We sat together and he introduced me to other guests as the person who spoke at his mother’s funeral. At the dinner, American Conservative editor Kelly Vlahos called Jon “one of the bravest people that I know.”
In Washington, Ambassador C. Boyden Gray says Jon “was one of the most gentle, one of the most generous men I have ever met.” John Henry said simply that, “Jon is America.”
Lee Edwards noted that,
“Jon’s willingness to stand up for the truth as he sees it, regardless of what others say, is his greatest achievement.”
Jon was interested in his father’s Jewish background and shared his mother’s sadness over the growth of Zionism, or Jewish nationalism, which they felt diminished Judaism’s prophetic tradition and its universal moral and ethical values. In 2011, Jon hosted a discussion at the National Press Club of the book “Rabbi Outcast: Rabbi Elmer Berger and American Jewish Anti-Zionism” by Jack Ross.
Jon and I had many discussions about my articles in the quarterly journal ISSUES of the American Council for Judaism, which I edit. Rabbi Berger was at one time the leader of this group.
Jon was only two years old when his father, Arcadi Bardichevsky was sent to a Soviet labor camp. In 2004, Jon embarked upon a journey to learn his father’s fate.
“Return to the Gulag,” a documentary film funded in part by Boston College and in part by the Freda Utley Foundation, tells the story of what Jon discovered. The film traces Jon’s journey through slave labor camps and cities in northern Russia.
The story finally emerged in Vorkuta, within the Arctic Circle.
He discovered that in 1938 his father was executed and that Josef Stalin himself signed the order for his execution. Jon was able to see pictures of his father and the execution order.
In 1961, under the post-Stalin rehabilitation laws, Arcadi Berdichevsky was posthumously rehabilitated. The film has been shown on PBS and at venues around the country.
At the time, I remember telling Jon that, “Every father needs a son like you.”

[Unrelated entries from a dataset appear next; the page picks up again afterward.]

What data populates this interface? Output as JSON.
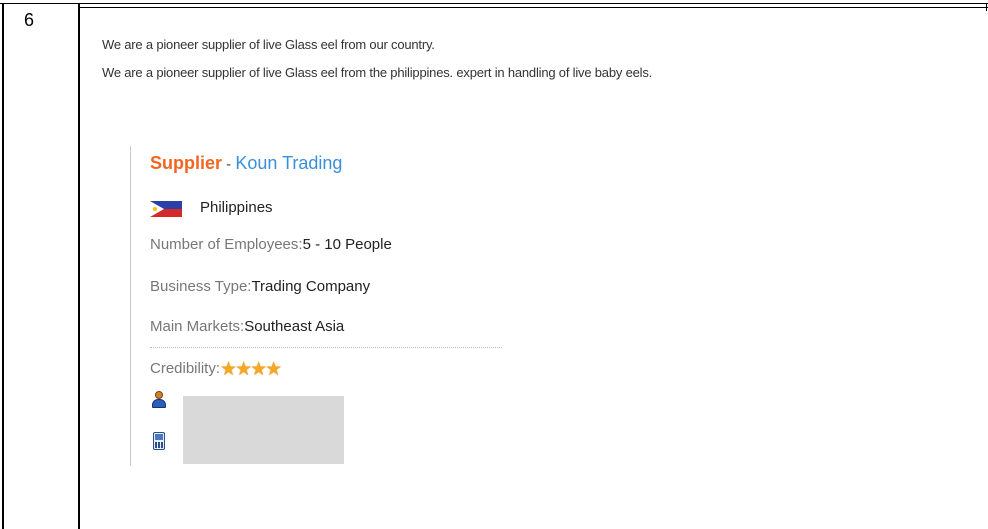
{
  "row": {
    "number": "6"
  },
  "description": {
    "line1": "We are a pioneer supplier of live Glass eel from our country.",
    "line2": "We are a pioneer supplier of live Glass eel from the philippines. expert in handling of live baby eels."
  },
  "supplier": {
    "label": "Supplier",
    "separator": " - ",
    "name": "Koun Trading",
    "country": "Philippines",
    "flag_icon": "philippines-flag-icon",
    "fields": [
      {
        "key": "Number of Employees:",
        "value": "5 - 10 People"
      },
      {
        "key": "Business Type:",
        "value": "Trading Company"
      },
      {
        "key": "Main Markets:",
        "value": "Southeast Asia"
      }
    ],
    "credibility": {
      "key": "Credibility:",
      "stars": 4,
      "star_icon": "star-icon"
    },
    "contact_icons": [
      "person-icon",
      "mobile-phone-icon"
    ]
  },
  "colors": {
    "supplier_label": "#f26522",
    "supplier_name": "#3a8fd9",
    "star": "#f5a623",
    "redaction": "#d9d9d9"
  }
}
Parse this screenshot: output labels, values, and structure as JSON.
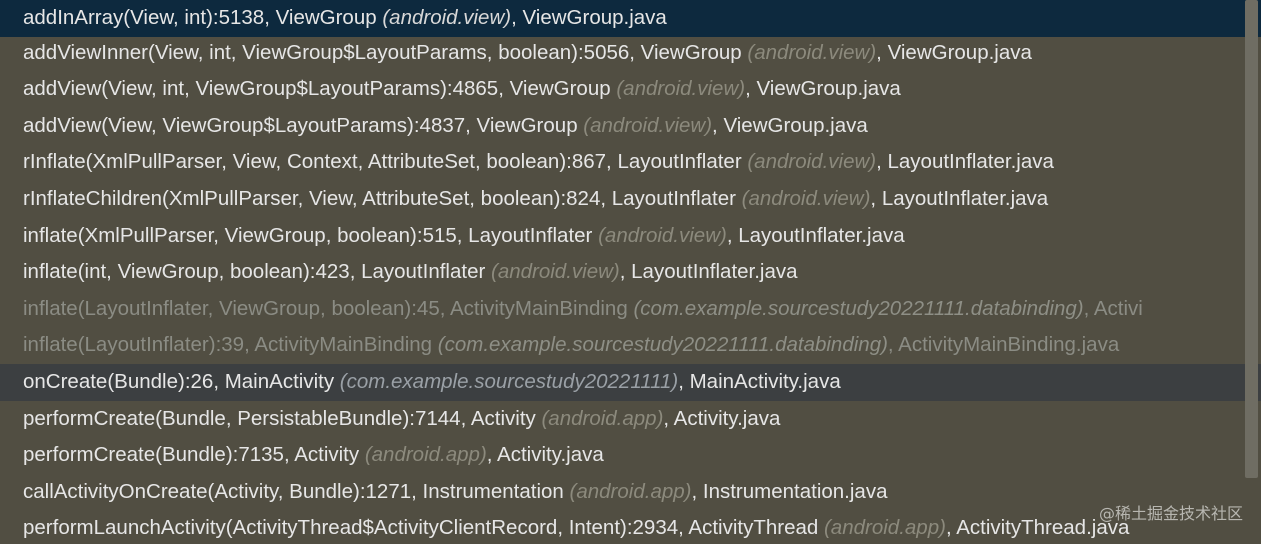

Jon had no sympathy for narrow political partisanship. Particularly when Republicans and Democrats feel it necessary to support whatever leaders of their party may say and do. He believed, instead, in political principles.
In his view, free enterprise has an inextricable link to other freedoms.
The crony capitalism of some Republicans and the socialism of some Democrats, had a great deal in common, Jon believed. He also opposed the warfare state and what he believed were unnecessary wars entered into in Iraq and elsewhere. Some of these views made Jin unpopular with party-line adherents who tended to support whatever policies “their” party embraced.
For Jon, that was too much like the communists he remembered. Those who were enemies of Hitler one day and friends the next. Jon had that rare habit in Washington of thinking for himself.
A Visit to a Soviet-era Concentration Camp
Jon’s generosity was extraordinary. During college, and for several years after graduation, my son Burke spent time each year working with young people at an orphanage in Guyana. Burke told Jon about the time he spent in Guyana and about the poverty there. Jon immediately made a contribution to the orphanage.
I still remember the night I first met Freda Utley. I was having dinner with the publisher Henry Regnery at the Hay-Adams hotel in Washington in the early 2970s. He asked me if I knew Freda. When I said I did not, after dinner we took a cab to her home.
Freda and I became fast friends and soon after this meeting, I got to know Jon. We have been good friends ever since. I want to send condolences to his wife Ana and his sons. They should know that the loss is not theirs alone, and not confined to his friends and associates. The loss is to our larger American society. Without idealistic, involved and committed citizens like Jon, such a society will not endure.
We were all lucky to have had him with us.